When the sum of the parts

The subdivision of buildings retains its popularity amongst developers either through the creation of apartments, HMOs or in certain circumstances the creation of terraced housing through the subdivision of a detached building.

The rewards can be significant. The rental return of the parts is likely to significantly exceed that of one larger unit and the capital values are also likely to lead to a far higher Gross Development Value (GDV).  Additionally, in many areas the smaller units are more saleable.

However the subdivision of buildings is not merely a case of buying an extra couple of Kitchens and Bathrooms, there are some significant issues which need to be addressed to successfully achieve a multi unit scheme.

In essence instead of refurbishing one building you are actually “building” several and the project should be viewed as such.

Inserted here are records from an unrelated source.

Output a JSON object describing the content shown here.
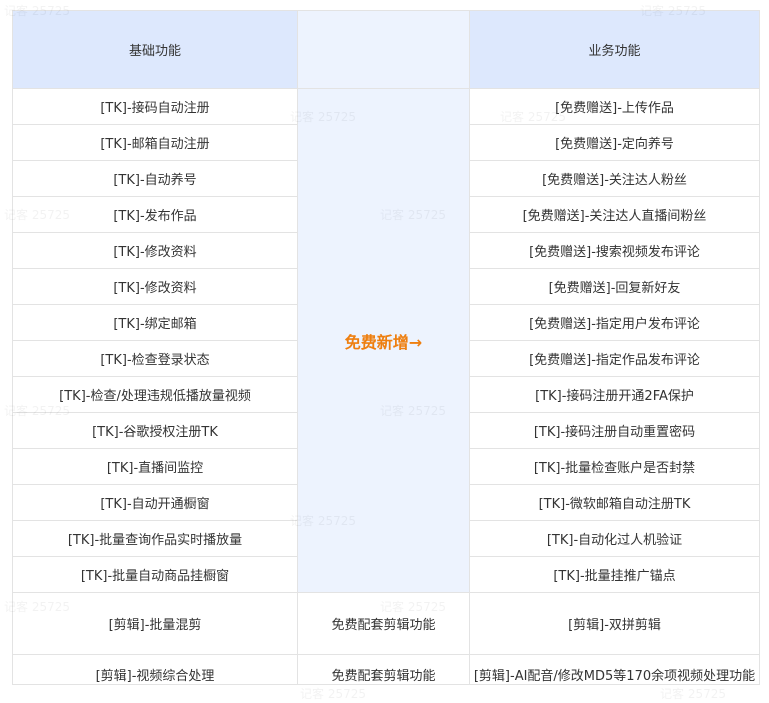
{
  "headers": {
    "basic": "基础功能",
    "middle": "",
    "business": "业务功能"
  },
  "middle_label": "免费新增→",
  "basic_rows": [
    "[TK]-接码自动注册",
    "[TK]-邮箱自动注册",
    "[TK]-自动养号",
    "[TK]-发布作品",
    "[TK]-修改资料",
    "[TK]-修改资料",
    "[TK]-绑定邮箱",
    "[TK]-检查登录状态",
    "[TK]-检查/处理违规低播放量视频",
    "[TK]-谷歌授权注册TK",
    "[TK]-直播间监控",
    "[TK]-自动开通橱窗",
    "[TK]-批量查询作品实时播放量",
    "[TK]-批量自动商品挂橱窗"
  ],
  "business_rows": [
    "[免费赠送]-上传作品",
    "[免费赠送]-定向养号",
    "[免费赠送]-关注达人粉丝",
    "[免费赠送]-关注达人直播间粉丝",
    "[免费赠送]-搜索视频发布评论",
    "[免费赠送]-回复新好友",
    "[免费赠送]-指定用户发布评论",
    "[免费赠送]-指定作品发布评论",
    "[TK]-接码注册开通2FA保护",
    "[TK]-接码注册自动重置密码",
    "[TK]-批量检查账户是否封禁",
    "[TK]-微软邮箱自动注册TK",
    "[TK]-自动化过人机验证",
    "[TK]-批量挂推广锚点"
  ],
  "edit_rows": [
    {
      "basic": "[剪辑]-批量混剪",
      "middle": "免费配套剪辑功能",
      "business": "[剪辑]-双拼剪辑"
    },
    {
      "basic": "[剪辑]-视频综合处理",
      "middle": "免费配套剪辑功能",
      "business": "[剪辑]-AI配音/修改MD5等170余项视频处理功能"
    }
  ],
  "watermark": "记客 25725",
  "colors": {
    "header_bg": "#dde8fd",
    "middle_bg": "#edf3fe",
    "accent": "#ee7f10",
    "border": "#e3e3e3"
  }
}
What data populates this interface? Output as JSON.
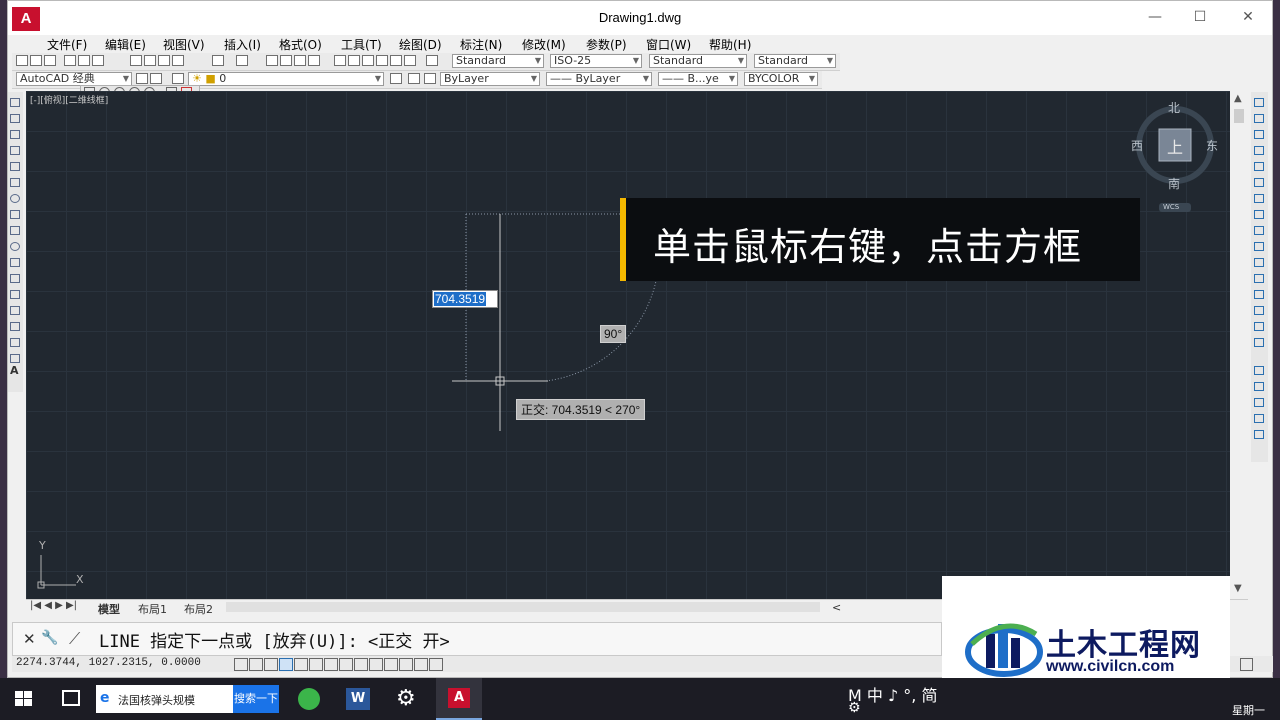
{
  "window": {
    "title": "Drawing1.dwg",
    "logo_text": "A",
    "minimize": "—",
    "maximize": "☐",
    "close": "✕"
  },
  "menu": [
    "文件(F)",
    "编辑(E)",
    "视图(V)",
    "插入(I)",
    "格式(O)",
    "工具(T)",
    "绘图(D)",
    "标注(N)",
    "修改(M)",
    "参数(P)",
    "窗口(W)",
    "帮助(H)"
  ],
  "toolbar1": {
    "text_style": "Standard",
    "dim_style": "ISO-25",
    "table_style": "Standard",
    "multileader_style": "Standard"
  },
  "toolbar2": {
    "workspace": "AutoCAD 经典",
    "layer": "0",
    "color": "ByLayer",
    "linetype": "ByLayer",
    "lineweight": "B...ye",
    "plotstyle": "BYCOLOR"
  },
  "canvas": {
    "view_label": "[-][俯视][二维线框]",
    "dynamic_input_value": "704.3519",
    "angle_label": "90°",
    "tooltip": "正交: 704.3519 < 270°",
    "ucs_x": "X",
    "ucs_y": "Y"
  },
  "viewcube": {
    "north": "北",
    "south": "南",
    "east": "东",
    "west": "西",
    "top": "上",
    "wcs": "WCS"
  },
  "caption": {
    "text": "单击鼠标右键，点击方框"
  },
  "tabs": [
    "模型",
    "布局1",
    "布局2"
  ],
  "scroll_left": "<",
  "command": {
    "text": "LINE 指定下一点或 [放弃(U)]:  <正交 开>"
  },
  "status": {
    "coords": "2274.3744, 1027.2315, 0.0000"
  },
  "watermark": {
    "name": "土木工程网",
    "url": "www.civilcn.com"
  },
  "taskbar": {
    "search_text": "法国核弹头规模",
    "search_button": "搜索一下",
    "ime": "M 中 ♪ °, 简",
    "day": "星期一"
  },
  "colors": {
    "canvas_bg": "#212830",
    "caption_accent": "#f5b800",
    "dyn_input_bg": "#1e6ec8",
    "watermark_text": "#0d1a60"
  }
}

Initially you have to consider the compliance issues including planning permission and Building Regulation approval which  will principally be concerned with items such as fire separation and the transfer of sound. One large dwelling in single occupancy is likely to require nothing more than mains smoke detection in each of the circulation areas, principal reception and heat detection in the Kitchen. That same building arranged as say four self contained apartments will require a full fire system with call points by the exits, fire doors, heat and smoke detection both in the communal areas and the apartments themselves. An automatic smoke vent is likely to be required in the roof of the communal area. Furthermore emergency lighting will be required throughout the communal areas. This will significantly impact both design and cost.

Sound transfer is a consideration in multi unit buildings and the cost in providing sound protection between the units will not be inconsiderable.

Another significant cost is the provision of separate gas, electricity, water and drainage connections for each of the units that you are creating. These costs can be very significant and therefore research and due diligence is required to ensure that your proposals are not only viable, but profitable too.

Assuming the numbers add up, I would always advocate looking at the proposed units and assessing their suitability for your market place. Many newbie developers give their architect the remit simply of providing as many units as is possible thinking this will maximize their return. I make this comment as that is what I used to do! This is not always the best way.  By way of an example I am currently involved in the subdivision of a large townhouse on the seafront in Margate. In terms of size, the premises are capable of being subdivided into four apartments. As four there would be one apartment to the rear with no sea view and the remaining three would consequently be on the small side and probably best suited only to rental investors. My preferred alternative is the creation of three units which will be of a good size, all with sea views and will allow me to offer the space and finish demanded by the out of town holiday home buyer. The GDV of three units is the same as the four would achieve but the costs of the conversion are significantly less given we will require less sound and fireproofing, one less gas and electric supply not to mention the reduction in costs on Kitchen and Bathroom fittings.

If you are planning on completing the development and retaining the units for rental, you should undertake similar calculations of the likely gross yield based on the costs involved set against the number of units. You may well find that fewer is more lucrative.

A further consideration which should be factored into your development appraisals is the increased legal costs that such plans will require. Instead of one conveyance on sale, you will be looking at several and you will also need to create leases for the various flats you have created or split the title in the event that you are creating freehold houses. That said, by developing flats you could be left with a freehold which has a significant value which could more than offset those lawyers fees.

A wise investor will also factor in the additional time that a subdivision project will take. Be aware that there can be significant lead times for new utility supplies to be installed and you will almost certainly need planning permission to subdivide a building which is likely not to be required if you were simply refurbishing a large house.

Subdivision can be a rewarding and lucrative way of progressing your property journey but it is not, in my opinion, for the very inexperienced. I would suggest you gain some experience and confidence in a single unit conversion or refurbishment before you make the leap to a subdivision scheme.